}

function unloadFromWindow(window) {
  if (!window)
    return;
  // Remove any persistent UI elements
  // Perform any other cleanup
}

var windowListener = {
  onOpenWindow: function(aWindow) {
    // Wait for the window to finish loading
    let domWindow = aWindow.QueryInterface(Ci.nsIInterfaceRequestor).getInterface(Ci.nsIDOMWindowInternal || Ci.nsIDOMWindow);
    domWindow.addEventListener("UIReady", function onLoad() {
      domWindow.removeEventListener("UIReady", onLoad, false);
      loadIntoWindow(domWindow);
    }, false);
  },
 
  onCloseWindow: function(aWindow) {},
  onWindowTitleChange: function(aWindow, aTitle) {}
};

function startup(aData, aReason) {
  // Load into any existing windows
  let windows = Services.wm.getEnumerator("navigator:browser");
  while (windows.hasMoreElements()) {
    let domWindow = windows.getNext().QueryInterface(Ci.nsIDOMWindow);
    loadIntoWindow(domWindow);
  }

  // Load into any new windows
  Services.wm.addListener(windowListener);
}

function shutdown(aData, aReason) {
  // When the application is shutting down we normally don't have to clean
  // up any UI changes made
  if (aReason == APP_SHUTDOWN)
    return;

  // Stop listening for new windows
  Services.wm.removeListener(windowListener);

  // Unload from any existing windows
  let windows = Services.wm.getEnumerator("navigator:browser");
  while (windows.hasMoreElements()) {
    let domWindow = windows.getNext().QueryInterface(Ci.nsIDOMWindow);
    unloadFromWindow(domWindow);
  }
}

function install(aData, aReason) {}
function uninstall(aData, aReason) {}

loadIntoWindow()

To use this template you just implement loadIntoWindow() to initialize your add-on. You can use the window argument to access the NativeWindow and BrowserApp objects, which you can use to add user interface elements and interact with the browser.

For example, the loadIntoWindow() implementation here initializes an add-on that remembers the URL for the last closed tab, and adds a menu item to reload that tab:

var nativeWindow;
var browserApp;
var menuId;
var lastURI;

function rememberURI(event) {
  let browser = event.target;
  lastURI = browser.currentURI.spec;
}

function reopenTab() {
  if (lastURI)
    browserApp.addTab(lastURI);
}

function loadIntoWindow(window) {
  if (!window)
    return;
  nativeWindow = window.NativeWindow;
  browserApp = window.BrowserApp;
  menuId = window.NativeWindow.menu.add("Reopen Tab", null, reopenTab);
  browserApp.deck.addEventListener("TabClose", rememberURI, false);
}

unloadFromWindow()

Conversely, you implement unloadFromWindow() to remove any UI elements and perform any other cleanup.
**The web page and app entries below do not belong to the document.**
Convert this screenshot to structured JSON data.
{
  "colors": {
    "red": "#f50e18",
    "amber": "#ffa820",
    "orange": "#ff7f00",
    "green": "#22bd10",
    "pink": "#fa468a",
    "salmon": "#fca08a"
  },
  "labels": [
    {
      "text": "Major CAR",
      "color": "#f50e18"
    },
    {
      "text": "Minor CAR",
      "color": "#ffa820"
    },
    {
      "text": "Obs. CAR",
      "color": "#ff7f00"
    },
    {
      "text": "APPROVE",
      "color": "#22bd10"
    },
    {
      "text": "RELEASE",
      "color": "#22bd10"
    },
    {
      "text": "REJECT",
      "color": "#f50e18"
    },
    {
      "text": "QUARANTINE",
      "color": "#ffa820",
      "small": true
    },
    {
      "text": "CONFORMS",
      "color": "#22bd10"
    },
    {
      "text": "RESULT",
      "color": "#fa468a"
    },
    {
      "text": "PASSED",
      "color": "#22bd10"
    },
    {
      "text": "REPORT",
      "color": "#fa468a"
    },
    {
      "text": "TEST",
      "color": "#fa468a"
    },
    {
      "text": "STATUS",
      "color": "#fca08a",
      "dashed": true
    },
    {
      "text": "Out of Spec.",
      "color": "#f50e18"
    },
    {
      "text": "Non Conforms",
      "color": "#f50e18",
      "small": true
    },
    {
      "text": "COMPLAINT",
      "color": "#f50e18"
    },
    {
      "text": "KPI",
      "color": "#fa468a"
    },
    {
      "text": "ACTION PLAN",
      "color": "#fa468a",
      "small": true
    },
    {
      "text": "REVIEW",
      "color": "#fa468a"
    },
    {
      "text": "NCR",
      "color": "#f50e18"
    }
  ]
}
To clean up the example add-on above we could implement unloadFromWindow() as follows:

function unloadFromWindow(window) {
  if (!window)
    return;
  nativeWindow.menu.remove(menuId);
  browserApp.deck.removeEventListener("TabClose", rememberURI, false);
}

Document Tags and Contributors

 Contributors to this page: wbamberg, rebloor, andrewtruongmoz, backy0175, leibovic, Maroosko, kmaglione
 Last updated by: wbamberg,